The Texas Department of Transportation announced Thursday it intends to provide funding to keep several air traffic control towers open at 13 municipal airports.
The towers are set to close early next month, victims of federal sequestration.
In a news release, the agency said it "intends to fund continued service of air traffic controllers when federal funding goes away as a result of sequestration, or budget cuts."
The funding is pending approval by the Texas Transportation Commission, which plans to hold an emergency session next week to act on the funding.
"Safety is the primary reason we felt a need to take immediate action for the air travelers and business aircraft that use these airports," said Commissioner Fred Underwood, of the Texas Transportation Commission. "I am proud of our leaders for taking this extraordinary measure to ensure that those relying on these municipal airports will be able to depart and arrive safely and efficiently."
Stinson Municipal Airport in San Antonio was informed earlier this month they would lose federal funding for its FAA air traffic controllers and the Stinson tower would close starting April 7.
Instead of a controller, pilots would rely on something called UNICOM, a universal communication system that requires pilots to let each other know where they are in the air and when they are taking off and landing.
"Pilots are familiar with it. They know the system," said airport spokesman Rich Johnson. "It's something that's used at hundreds of airports around the country and used at our airport at Stinson after 10 p.m."
Johnson said the UNICOM system is safe, but it's always better to have a second set of eyes on the skies. He's hoping TxDOT can come to the rescue and keep the Stinson tower open.
"We're kind of cautiously optimistic about what's going on," Johnson said. "It's something that we would look forward to, something that we would obviously welcome. It's always nice to have the extra layer of communication."
Local pilots and flight school operators were also optimistic about the new funding source.
"If they found the money and we can see some of that and keep the tower going, that's absolutely superb," said Brian Wells, assistant chief instructor at Sky Safety flight school. "I really don't want to see the tower close. It would really impact major aviation safety."
Wells has been worried about safety at the airport since it was announced the tower would likely close due to the automatic budget cuts.
He said Stinson is very busy with traffic from corporate jets, flight schools and the military and because it's so close to the runways at Lackland and Kelly, it can be a confusing place to fly into.
"People who are coming in here cross-country from elsewhere sometimes have to be told, 'Are you sure you’re looking at the right airport?' because they'll line themselves up for Kelly," Wells said. "If this facility is uncontrolled, that could be a problem."
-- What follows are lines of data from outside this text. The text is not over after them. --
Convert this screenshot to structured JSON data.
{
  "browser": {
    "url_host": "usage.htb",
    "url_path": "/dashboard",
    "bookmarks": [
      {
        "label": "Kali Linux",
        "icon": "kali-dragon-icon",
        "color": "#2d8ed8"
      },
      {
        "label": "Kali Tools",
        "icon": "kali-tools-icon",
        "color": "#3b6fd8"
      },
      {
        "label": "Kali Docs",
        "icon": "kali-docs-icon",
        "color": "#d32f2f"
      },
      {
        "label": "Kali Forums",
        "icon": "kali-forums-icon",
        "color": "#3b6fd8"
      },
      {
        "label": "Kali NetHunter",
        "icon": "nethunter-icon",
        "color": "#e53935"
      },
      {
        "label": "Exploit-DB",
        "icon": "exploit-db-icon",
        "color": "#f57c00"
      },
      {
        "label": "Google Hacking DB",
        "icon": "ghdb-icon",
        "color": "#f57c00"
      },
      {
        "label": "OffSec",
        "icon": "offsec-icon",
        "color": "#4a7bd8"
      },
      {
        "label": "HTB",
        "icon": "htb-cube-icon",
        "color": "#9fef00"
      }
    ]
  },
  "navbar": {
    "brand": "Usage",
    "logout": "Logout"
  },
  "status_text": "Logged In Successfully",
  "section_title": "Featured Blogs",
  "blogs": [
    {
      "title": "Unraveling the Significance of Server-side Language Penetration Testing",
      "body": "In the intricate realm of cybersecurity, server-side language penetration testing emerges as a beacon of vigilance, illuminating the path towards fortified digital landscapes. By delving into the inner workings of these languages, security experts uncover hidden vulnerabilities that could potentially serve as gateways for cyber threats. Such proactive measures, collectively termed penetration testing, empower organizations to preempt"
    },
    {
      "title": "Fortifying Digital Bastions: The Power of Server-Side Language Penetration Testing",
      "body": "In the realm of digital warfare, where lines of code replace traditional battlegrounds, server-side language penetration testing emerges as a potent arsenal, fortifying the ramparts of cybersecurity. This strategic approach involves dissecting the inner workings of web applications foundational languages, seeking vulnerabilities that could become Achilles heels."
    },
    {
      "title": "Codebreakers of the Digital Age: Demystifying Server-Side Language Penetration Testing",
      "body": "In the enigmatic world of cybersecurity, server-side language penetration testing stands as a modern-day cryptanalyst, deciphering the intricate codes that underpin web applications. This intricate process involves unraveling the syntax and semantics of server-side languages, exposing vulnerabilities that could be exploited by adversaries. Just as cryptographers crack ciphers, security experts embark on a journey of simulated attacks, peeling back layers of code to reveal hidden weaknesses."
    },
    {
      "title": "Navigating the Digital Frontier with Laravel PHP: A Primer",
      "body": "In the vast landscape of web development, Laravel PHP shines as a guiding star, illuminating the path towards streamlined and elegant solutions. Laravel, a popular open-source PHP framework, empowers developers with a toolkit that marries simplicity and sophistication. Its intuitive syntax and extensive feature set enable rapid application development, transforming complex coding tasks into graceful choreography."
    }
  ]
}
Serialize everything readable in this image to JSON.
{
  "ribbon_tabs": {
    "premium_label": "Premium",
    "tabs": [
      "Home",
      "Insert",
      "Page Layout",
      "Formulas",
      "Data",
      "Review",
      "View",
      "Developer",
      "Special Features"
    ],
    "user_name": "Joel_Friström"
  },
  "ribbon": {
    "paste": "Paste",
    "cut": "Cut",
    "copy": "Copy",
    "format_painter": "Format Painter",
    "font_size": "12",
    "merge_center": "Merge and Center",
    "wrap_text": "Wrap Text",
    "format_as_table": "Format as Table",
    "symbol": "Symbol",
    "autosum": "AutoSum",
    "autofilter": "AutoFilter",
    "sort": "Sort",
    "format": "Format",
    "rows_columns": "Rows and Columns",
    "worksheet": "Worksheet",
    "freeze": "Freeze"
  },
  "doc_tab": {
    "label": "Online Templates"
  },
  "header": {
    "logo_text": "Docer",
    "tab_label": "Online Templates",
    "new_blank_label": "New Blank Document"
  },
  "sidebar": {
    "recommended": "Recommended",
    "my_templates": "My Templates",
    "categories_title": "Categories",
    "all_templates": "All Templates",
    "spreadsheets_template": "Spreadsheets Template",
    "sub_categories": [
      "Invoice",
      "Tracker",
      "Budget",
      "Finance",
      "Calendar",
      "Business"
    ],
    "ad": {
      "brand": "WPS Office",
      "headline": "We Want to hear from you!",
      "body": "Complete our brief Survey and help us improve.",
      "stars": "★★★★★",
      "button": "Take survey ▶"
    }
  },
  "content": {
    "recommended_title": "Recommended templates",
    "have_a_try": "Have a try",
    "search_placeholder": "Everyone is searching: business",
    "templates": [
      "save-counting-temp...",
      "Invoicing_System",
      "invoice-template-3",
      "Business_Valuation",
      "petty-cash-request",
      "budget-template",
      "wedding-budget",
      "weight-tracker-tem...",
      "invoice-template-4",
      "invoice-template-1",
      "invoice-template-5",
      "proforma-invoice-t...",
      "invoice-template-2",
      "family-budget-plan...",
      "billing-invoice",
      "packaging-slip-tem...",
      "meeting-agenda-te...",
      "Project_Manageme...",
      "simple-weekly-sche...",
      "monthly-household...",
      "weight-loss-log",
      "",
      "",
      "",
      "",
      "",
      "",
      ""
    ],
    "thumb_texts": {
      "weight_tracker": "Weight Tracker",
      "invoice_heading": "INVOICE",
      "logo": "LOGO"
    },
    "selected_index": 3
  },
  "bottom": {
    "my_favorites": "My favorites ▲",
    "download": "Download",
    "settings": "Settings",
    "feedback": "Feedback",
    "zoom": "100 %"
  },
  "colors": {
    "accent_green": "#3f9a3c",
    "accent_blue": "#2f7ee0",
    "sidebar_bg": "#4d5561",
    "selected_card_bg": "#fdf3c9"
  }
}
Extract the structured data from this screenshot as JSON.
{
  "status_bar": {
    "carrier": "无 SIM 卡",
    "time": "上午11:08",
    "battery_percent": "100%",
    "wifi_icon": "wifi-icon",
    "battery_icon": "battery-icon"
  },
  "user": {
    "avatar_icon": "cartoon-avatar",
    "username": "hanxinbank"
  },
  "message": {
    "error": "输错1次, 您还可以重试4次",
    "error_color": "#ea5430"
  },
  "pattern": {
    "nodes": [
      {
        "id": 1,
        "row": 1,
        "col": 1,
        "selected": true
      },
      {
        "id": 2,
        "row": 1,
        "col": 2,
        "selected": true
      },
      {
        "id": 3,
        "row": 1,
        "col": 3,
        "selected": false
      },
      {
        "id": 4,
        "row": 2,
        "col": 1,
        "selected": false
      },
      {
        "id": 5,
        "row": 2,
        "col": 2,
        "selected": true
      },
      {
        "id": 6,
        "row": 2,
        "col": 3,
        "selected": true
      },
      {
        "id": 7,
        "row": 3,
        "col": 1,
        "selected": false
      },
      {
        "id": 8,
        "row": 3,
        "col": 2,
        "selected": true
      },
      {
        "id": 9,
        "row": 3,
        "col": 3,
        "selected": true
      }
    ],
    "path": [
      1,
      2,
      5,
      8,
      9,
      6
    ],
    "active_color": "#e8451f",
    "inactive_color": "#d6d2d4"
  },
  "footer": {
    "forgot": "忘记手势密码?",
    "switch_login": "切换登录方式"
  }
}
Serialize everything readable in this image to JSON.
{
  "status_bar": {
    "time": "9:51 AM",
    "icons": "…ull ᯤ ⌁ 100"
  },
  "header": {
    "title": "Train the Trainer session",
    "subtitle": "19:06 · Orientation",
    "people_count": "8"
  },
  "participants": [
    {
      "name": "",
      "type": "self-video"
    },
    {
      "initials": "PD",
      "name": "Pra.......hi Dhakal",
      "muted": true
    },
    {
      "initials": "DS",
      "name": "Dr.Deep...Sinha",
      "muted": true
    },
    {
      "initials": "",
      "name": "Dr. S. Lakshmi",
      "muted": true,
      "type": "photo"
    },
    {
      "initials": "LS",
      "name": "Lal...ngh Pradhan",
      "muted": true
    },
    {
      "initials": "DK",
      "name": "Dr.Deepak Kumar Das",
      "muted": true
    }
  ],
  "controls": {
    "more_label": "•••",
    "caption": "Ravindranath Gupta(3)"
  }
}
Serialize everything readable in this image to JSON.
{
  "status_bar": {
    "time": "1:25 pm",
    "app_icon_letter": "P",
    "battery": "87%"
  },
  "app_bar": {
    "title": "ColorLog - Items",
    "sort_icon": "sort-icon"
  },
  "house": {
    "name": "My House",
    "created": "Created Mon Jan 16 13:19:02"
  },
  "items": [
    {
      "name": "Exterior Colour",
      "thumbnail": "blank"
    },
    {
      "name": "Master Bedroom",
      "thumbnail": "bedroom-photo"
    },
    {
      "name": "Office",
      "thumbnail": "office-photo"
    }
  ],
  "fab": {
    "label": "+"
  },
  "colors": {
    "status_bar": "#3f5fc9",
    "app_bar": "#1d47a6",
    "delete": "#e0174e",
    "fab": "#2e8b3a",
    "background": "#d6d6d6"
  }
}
Another concern Wells has is the impact the tower closure would have on pilots in training.
Private pilots are required to log at least three take-offs and landings at airports with a manned tower. If Stinson and the other regional towers were closed, that would force the student pilots to meet their requirements at busier airports like San Antonio International or Austin-Bergstrom International Airport.
"It wouldn't be a danger or anything like that but it would be a little disconcerting to be mixing student traffic in with airliners going into San Antonio or Bergstrom or someplace like that," Wells said.
If TxDOT approves the funding for the towers, it would keep the towers open at Stinson, San Marcos Municipal and New Braunfels Municipal airports.
"Flying is an integral part of commerce in Texas," said Phil Wilson, TxDOT executive director. "Local communities are counting on these airports to remain open for continued economic success."